    Full-text · Article · Apr 2015 · Environmental Entomology
  • Source
    • "Microorganisms growing on plant debris can supply the lacking nitrogen. Synanthropic mites are regarded as pests because they produce many compounds contaminating the indoor environment and cause allergic reaction in humans [5], [6]. The mites also interact and vector microorganisms of medical importance [7], [8]. "
    [Show abstract] [Hide abstract]

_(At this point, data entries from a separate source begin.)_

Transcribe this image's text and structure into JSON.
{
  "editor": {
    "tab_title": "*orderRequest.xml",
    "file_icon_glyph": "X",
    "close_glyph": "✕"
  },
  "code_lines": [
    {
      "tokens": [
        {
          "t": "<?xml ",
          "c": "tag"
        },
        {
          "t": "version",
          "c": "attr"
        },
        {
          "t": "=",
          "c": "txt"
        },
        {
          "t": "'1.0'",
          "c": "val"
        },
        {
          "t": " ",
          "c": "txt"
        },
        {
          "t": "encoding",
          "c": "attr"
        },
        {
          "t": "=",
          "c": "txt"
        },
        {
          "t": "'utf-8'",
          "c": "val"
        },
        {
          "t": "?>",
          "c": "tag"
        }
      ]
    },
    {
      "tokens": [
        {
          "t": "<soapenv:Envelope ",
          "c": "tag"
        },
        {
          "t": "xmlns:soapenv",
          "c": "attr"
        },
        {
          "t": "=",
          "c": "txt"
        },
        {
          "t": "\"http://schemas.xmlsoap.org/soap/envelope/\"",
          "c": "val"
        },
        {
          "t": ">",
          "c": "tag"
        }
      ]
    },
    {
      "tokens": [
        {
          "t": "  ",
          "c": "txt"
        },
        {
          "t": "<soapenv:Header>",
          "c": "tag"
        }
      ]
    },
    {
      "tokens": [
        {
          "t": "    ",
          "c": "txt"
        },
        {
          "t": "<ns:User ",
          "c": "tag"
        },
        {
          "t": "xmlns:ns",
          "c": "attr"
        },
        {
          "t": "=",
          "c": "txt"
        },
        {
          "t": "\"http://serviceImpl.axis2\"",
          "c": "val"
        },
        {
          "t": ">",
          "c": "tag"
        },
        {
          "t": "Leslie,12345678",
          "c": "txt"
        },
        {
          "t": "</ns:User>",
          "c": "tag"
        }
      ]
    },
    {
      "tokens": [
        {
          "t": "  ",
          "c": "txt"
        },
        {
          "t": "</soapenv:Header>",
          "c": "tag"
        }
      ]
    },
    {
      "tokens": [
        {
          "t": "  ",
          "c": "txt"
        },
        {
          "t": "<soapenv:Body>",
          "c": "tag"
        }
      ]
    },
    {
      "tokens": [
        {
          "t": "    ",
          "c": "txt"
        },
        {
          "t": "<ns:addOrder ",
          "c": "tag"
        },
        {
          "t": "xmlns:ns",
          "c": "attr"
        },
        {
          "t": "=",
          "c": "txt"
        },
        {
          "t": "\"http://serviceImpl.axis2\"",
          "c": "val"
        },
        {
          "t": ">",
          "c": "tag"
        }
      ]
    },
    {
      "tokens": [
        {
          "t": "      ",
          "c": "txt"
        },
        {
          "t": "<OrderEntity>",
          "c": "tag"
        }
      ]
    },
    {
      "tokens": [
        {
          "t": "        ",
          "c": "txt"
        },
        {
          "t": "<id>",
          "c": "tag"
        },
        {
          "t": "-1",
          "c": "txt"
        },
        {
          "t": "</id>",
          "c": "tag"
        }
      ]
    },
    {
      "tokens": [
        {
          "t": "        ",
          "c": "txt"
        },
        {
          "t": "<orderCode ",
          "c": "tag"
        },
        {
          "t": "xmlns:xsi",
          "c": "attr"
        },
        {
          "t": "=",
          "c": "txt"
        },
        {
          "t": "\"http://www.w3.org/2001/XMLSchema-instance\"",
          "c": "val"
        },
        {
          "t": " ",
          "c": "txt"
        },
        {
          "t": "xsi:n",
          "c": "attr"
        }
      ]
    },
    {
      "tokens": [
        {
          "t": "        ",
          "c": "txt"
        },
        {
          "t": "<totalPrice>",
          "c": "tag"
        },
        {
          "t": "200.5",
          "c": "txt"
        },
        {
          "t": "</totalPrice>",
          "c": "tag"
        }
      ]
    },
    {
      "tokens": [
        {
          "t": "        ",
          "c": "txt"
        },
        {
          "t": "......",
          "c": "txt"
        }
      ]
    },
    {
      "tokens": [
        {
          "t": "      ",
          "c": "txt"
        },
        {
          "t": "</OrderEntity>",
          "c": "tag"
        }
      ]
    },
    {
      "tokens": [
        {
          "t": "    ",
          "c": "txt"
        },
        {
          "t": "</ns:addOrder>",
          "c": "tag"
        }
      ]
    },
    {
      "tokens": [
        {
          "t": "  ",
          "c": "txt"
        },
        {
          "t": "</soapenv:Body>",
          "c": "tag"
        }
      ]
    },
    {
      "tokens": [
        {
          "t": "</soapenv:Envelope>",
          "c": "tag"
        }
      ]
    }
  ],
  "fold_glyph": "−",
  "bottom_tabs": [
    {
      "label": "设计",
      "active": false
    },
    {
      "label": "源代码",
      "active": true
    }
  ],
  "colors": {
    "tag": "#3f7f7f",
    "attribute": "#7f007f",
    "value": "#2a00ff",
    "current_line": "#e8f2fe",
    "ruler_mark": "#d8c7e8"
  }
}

    ABSTRACT: Tyrophagus putrescentiae (Acari: Astigmata) and Fusarium sp. co-occur in poorly managed grain. In a laboratory experiment, mite grazing resulted in significant reduction of fungal mycelium on cultivation plates. The destruction of mycelium appeared to be a result of an interaction between the mites, fungi and associated bacteria. A laboratory experiment was performed to simulate a situation of grain multiinfested by mites and Fusarium fungi. Changes of mite-associated bacterial community in T. putrescentiae were described in 3 habitats: (i) T. putrescentiae mites from a rearing diet prior to their transfer to fungal diet; (ii) fungal mycelium before mite introduction; (iii) mites after 7 day diet of each Fusarium avenaceum, F. culmorum, F. poae and F. verticillioides. Bacterial communities were characterized by 16 S rRNA gene sequencing. In total, 157 nearly full-length 16 S rRNA gene sequences from 9 samples representing selected habitats were analyzed. In the mites, the shift from rearing to fungal diet caused changes in mite associated bacterial community. A diverse bacterial community was associated with mites feeding on F. avenaceum, while feeding on the other three Fusarium spp. led to selection of a community dominated by Bacillaceae. The work demonstrated changes of bacterial community associated with T. putrescentiae after shift to fungal diets suggesting selection for Bacillaceae species known as chitinase producers, which might participate in the fungal mycelium hydrolysis.
    Full-text · Article · Oct 2012 · PLoS ONE
  • Source

    Full-text · Article · Jan 2009
Show more